- How painful is a cystoscopy?
- Does a cystoscopy check kidneys?
- Is a cystoscopy considered a surgical procedure?
- How long does a flexible cystoscopy take?
- Will I need a catheter after a cystoscopy?
- Are blood clots normal after cystoscopy?
- What is a cystoscopy used to diagnose?
- Is a cystoscopy really necessary?
- How long does it take to heal from cystoscopy?
- Is a cystoscopy embarrassing?
- What are the complications of a cystoscopy?
- What can you not do after a cystoscopy?
How painful is a cystoscopy?
People often worry that a cystoscopy will be painful, but it does not usually hurt.
Tell your doctor or nurse if you feel any pain during it.
It can be a bit uncomfortable and you may feel like you need to pee during the procedure, but this will only last a few minutes..
Does a cystoscopy check kidneys?
By looking through the cystoscope, the urologist can see detailed images of the lining of the urethra and bladder. The urethra and bladder are part of the urinary tract. Ureteroscopy. Ureteroscopy uses a ureteroscope to look inside the ureters and kidneys.
Is a cystoscopy considered a surgical procedure?
Cystoscopy is a surgical procedure. This is done to see the inside of the bladder and urethra using a thin, lighted tube.
How long does a flexible cystoscopy take?
It takes about five minutes to work. The flexible cystoscope is then inserted gently into the urethra up into the bladder. Only the soft tip actually goes into your bladder.
Will I need a catheter after a cystoscopy?
For a variety of reasons, urinary retention (inability to urinate) can occur after cystoscopy. This will generally require the placement of a catheter to drain the bladder. Swelling caused by the procedure can obstruct the flow of urine.
Are blood clots normal after cystoscopy?
It is not unusual to pass small blood clots and have some bloody urine for a couple of weeks after your cystoscopy. Again, call your physician if the bleeding does not subside. These symptoms are common, especially if medication is inserted into your bladder or a ureteral stent is placed.
What is a cystoscopy used to diagnose?
Cystoscopy is used to diagnose, monitor and treat conditions affecting the bladder and urethra. Your doctor might recommend cystoscopy to: Investigate causes of signs and symptoms. Those signs and symptoms can include blood in the urine, incontinence, overactive bladder and painful urination.
Is a cystoscopy really necessary?

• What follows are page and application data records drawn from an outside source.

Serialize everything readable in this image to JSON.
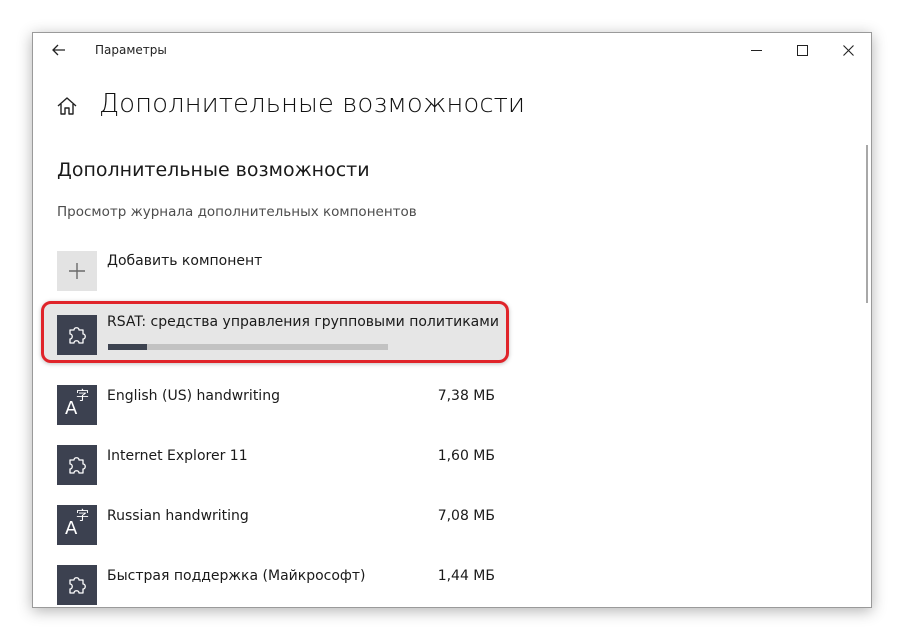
{
  "window": {
    "app_title": "Параметры",
    "back_icon": "arrow-left-icon",
    "minimize_icon": "minimize-icon",
    "maximize_icon": "maximize-icon",
    "close_icon": "close-icon"
  },
  "header": {
    "home_icon": "home-icon",
    "page_title": "Дополнительные возможности"
  },
  "section": {
    "title": "Дополнительные возможности",
    "history_link": "Просмотр журнала дополнительных компонентов",
    "add_label": "Добавить компонент",
    "add_icon": "plus-icon"
  },
  "installing": {
    "name": "RSAT: средства управления групповыми политиками",
    "icon": "puzzle-icon",
    "progress": 0.14,
    "highlight_color": "#e0242a"
  },
  "features": [
    {
      "name": "English (US) handwriting",
      "size": "7,38 МБ",
      "icon": "handwriting-icon"
    },
    {
      "name": "Internet Explorer 11",
      "size": "1,60 МБ",
      "icon": "puzzle-icon"
    },
    {
      "name": "Russian handwriting",
      "size": "7,08 МБ",
      "icon": "handwriting-icon"
    },
    {
      "name": "Быстрая поддержка (Майкрософт)",
      "size": "1,44 МБ",
      "icon": "puzzle-icon"
    }
  ],
  "colors": {
    "tile_dark": "#3c4150",
    "tile_light": "#e3e3e3",
    "progress_fill": "#3d4350",
    "progress_track": "#c2c2c2"
  }
}
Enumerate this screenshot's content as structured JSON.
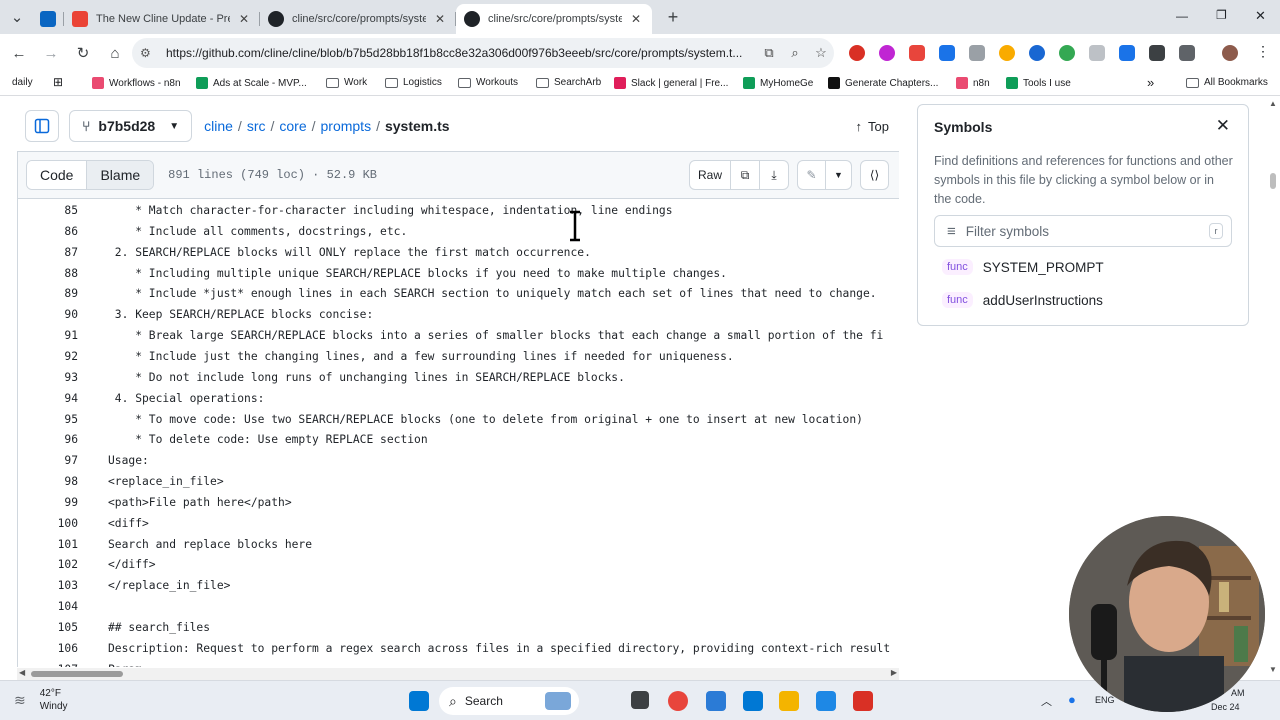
{
  "browser": {
    "tabs": [
      {
        "title": "",
        "favicon_color": "#0a66c2"
      },
      {
        "title": "The New Cline Update - Presen",
        "favicon_color": "#ea4335"
      },
      {
        "title": "cline/src/core/prompts/system",
        "favicon_color": "#1f2328"
      },
      {
        "title": "cline/src/core/prompts/system",
        "favicon_color": "#1f2328"
      }
    ],
    "new_tab": "+",
    "url": "https://github.com/cline/cline/blob/b7b5d28bb18f1b8cc8e32a306d00f976b3eeeb/src/core/prompts/system.t...",
    "bookmarks": [
      "daily",
      "Workflows - n8n",
      "Ads at Scale - MVP...",
      "Work",
      "Logistics",
      "Workouts",
      "SearchArb",
      "Slack | general | Fre...",
      "MyHomeGe",
      "Generate Chapters...",
      "n8n",
      "Tools I use"
    ],
    "all_bookmarks": "All Bookmarks",
    "more_bookmarks": "»"
  },
  "github": {
    "branch": "b7b5d28",
    "breadcrumb": [
      "cline",
      "src",
      "core",
      "prompts"
    ],
    "filename": "system.ts",
    "top_label": "Top",
    "code_tab": "Code",
    "blame_tab": "Blame",
    "file_meta": "891 lines (749 loc) · 52.9 KB",
    "raw_label": "Raw",
    "lines": [
      {
        "n": "85",
        "t": "    * Match character-for-character including whitespace, indentation, line endings"
      },
      {
        "n": "86",
        "t": "    * Include all comments, docstrings, etc."
      },
      {
        "n": "87",
        "t": " 2. SEARCH/REPLACE blocks will ONLY replace the first match occurrence."
      },
      {
        "n": "88",
        "t": "    * Including multiple unique SEARCH/REPLACE blocks if you need to make multiple changes."
      },
      {
        "n": "89",
        "t": "    * Include *just* enough lines in each SEARCH section to uniquely match each set of lines that need to change."
      },
      {
        "n": "90",
        "t": " 3. Keep SEARCH/REPLACE blocks concise:"
      },
      {
        "n": "91",
        "t": "    * Break large SEARCH/REPLACE blocks into a series of smaller blocks that each change a small portion of the fi"
      },
      {
        "n": "92",
        "t": "    * Include just the changing lines, and a few surrounding lines if needed for uniqueness."
      },
      {
        "n": "93",
        "t": "    * Do not include long runs of unchanging lines in SEARCH/REPLACE blocks."
      },
      {
        "n": "94",
        "t": " 4. Special operations:"
      },
      {
        "n": "95",
        "t": "    * To move code: Use two SEARCH/REPLACE blocks (one to delete from original + one to insert at new location)"
      },
      {
        "n": "96",
        "t": "    * To delete code: Use empty REPLACE section"
      },
      {
        "n": "97",
        "t": "Usage:"
      },
      {
        "n": "98",
        "t": "<replace_in_file>"
      },
      {
        "n": "99",
        "t": "<path>File path here</path>"
      },
      {
        "n": "100",
        "t": "<diff>"
      },
      {
        "n": "101",
        "t": "Search and replace blocks here"
      },
      {
        "n": "102",
        "t": "</diff>"
      },
      {
        "n": "103",
        "t": "</replace_in_file>"
      },
      {
        "n": "104",
        "t": ""
      },
      {
        "n": "105",
        "t": "## search_files"
      },
      {
        "n": "106",
        "t": "Description: Request to perform a regex search across files in a specified directory, providing context-rich result"
      },
      {
        "n": "107",
        "t": "Param"
      }
    ]
  },
  "symbols": {
    "title": "Symbols",
    "description": "Find definitions and references for functions and other symbols in this file by clicking a symbol below or in the code.",
    "filter_placeholder": "Filter symbols",
    "kbd": "r",
    "items": [
      {
        "kind": "func",
        "name": "SYSTEM_PROMPT"
      },
      {
        "kind": "func",
        "name": "addUserInstructions"
      }
    ]
  },
  "taskbar": {
    "temperature": "42°F",
    "condition": "Windy",
    "search": "Search",
    "lang": "ENG",
    "time": "AM",
    "date": "Dec 24"
  }
}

The data suggest there is really only a need for cystoscopy in men with LUTS to exclude suspected bladder or urethral pathology and/or before minimally invasive surgical therapies if the findings may change treatment. Otherwise it is not necessary. The same holds true for recurrent UTIs in women.
How long does it take to heal from cystoscopy?
You may feel the need to urinate more often, and your urine may be pink. These symptoms should get better in 1 or 2 days. You will probably be able to go back to work or most of your usual activities in 1 or 2 days. This care sheet gives you a general idea about how long it will take for you to recover.
Is a cystoscopy embarrassing?
Cystoscopy may be an embarrassing procedure for the patient. Exposure and handling of the genitalia must be performed with respect. The patient should remain exposed only as long as is necessary to complete the evaluation.
What are the complications of a cystoscopy?
Complications of cystoscopy may include:Infection.Bleeding.Urinary retention due to irritation and swelling from the procedure.Bladder perforation (poking a hole in the bladder with the cystoscope)
What can you not do after a cystoscopy?
After a rigid cystoscopy: rest at home for a day or two – you may need to take a couple of days off work. make sure someone stays with you for the first 24 hours. do not drive or drink alcohol for at least 24 hours.